Easy goingJuly 29th, 2015 | Posted by in UK
Achnasheen to Ardmair
If only all cycle touring was this good. It is a lot, and I mean A LOT, easier going if you have a support vehicle which carries your kit and drives ahead to the lunch stop to slice the tomato.
There’s more energy for noticing other things along the way. A stag, to put us in fine Scottish mood; orchids; flesh eating plants (well, insect flesh); possibly an eagle (possibly not, it’s hard to say); jelly fish that look like transparent frisbees decorated with red onion; and a double rainbow arching over the barbecue bucket.
Last night I slept soundly inside the delightful midge tent. As the tent is open on one side I was a tad concerned that it might rain in the night and I would have to run shrieking and cold out the tent to find shelter inside the bathroom or the car. But instead I enjoyed my cosiest (extra blanket) and most peaceful night’s sleep and awoke to find blue sky the other side of the midge-proof netting.
For the first 10 miles we flew downhill. Our speed picked up and pick to over 15mph, something which is almost unheard of in a touring bike. Ah, but although we are touring we do not have the cumbersome kit to carry. Rather I just carried a small bag with flapjack, waterproofs and a repair kit. We enjoyed majestic highland scenery: huge, wide valleys that must have been carved out by ancient glaciers. A small patch of snow was still visible on the top of some of the mountains, though some other peaks disappeared into cloud as the sunshine and showers was blown by a stiff wind down the valley.
At lunchtime we only needed to pull into a lay bay on the shore of Loch Glascarnoch where my mum was parked, already midway through chopping up veg sticks and tomato to have with our cheese and oat cakes. It was only 11am but we’d made such good progress in the morning thanks to having lighter bikes.
The afternoon ride went swiftly as well as we sped down the hill towards Ullapool. Since Ullapool is the launching point for ferries to Stornoway and the Outer Hebrides then I saw surprised to find such a small, neatly packed town that fitted into one square kilometre on my OS map. We restocked our food supplies, assuming this small town will be the last outpost before we turn home, and refuelled with coffee and tea. My parents discussed whether what we could see was the sea (my Mum) or a loch (my Dad). The cafes were promoting their sea views and the ferry boats leaving the harbour clearly go out to sea, but the body of water is labelled as a loch on the map. Either way, it offered a beautiful view with steep sided mountains behind it.
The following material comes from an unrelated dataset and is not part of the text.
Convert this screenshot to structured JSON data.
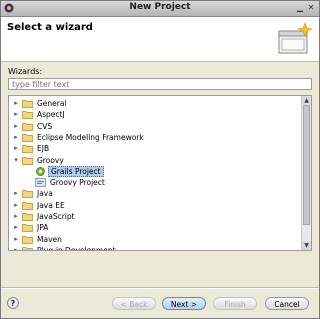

An easy 3 miles brought us to the campsite in the tiny settlement of Ardmair. Though it makes it onto the map there is not much here except a campsite, a cluster of white houses perched on the bank along the beach and a beautiful panorama that looks back at mountains and forwards to rocky shore and the blue outline of the Summer Isles out in the sea. After pitching the famous midge tent, my mum and I walked along the beach where we found bizarre looking jellyfish. At first we thought one must be a child’s lost toy but on closer inspection (including a small prod) we realise it must be a living thing. Strange thing that it is though for it is the size of a small side plate, squidgy and gelatinous as you’d expect, and complete transparent save for what look like four small rings of red onion inside. How can it be that this odd disc is a) real and b) alive. My mum and I joked how being on a failing diet but be so much harder to lie about if you are a transparent jellyfish.
“Chocolate biscuit? No, I haven’t eaten a chocolate biscuit. Not a crumb!” Said the fat jellyfish.
“I can tell you’re lying,” the slimmer weight-watchers champion jellyfish said, “I can see right through you!”
What an odd thing life is.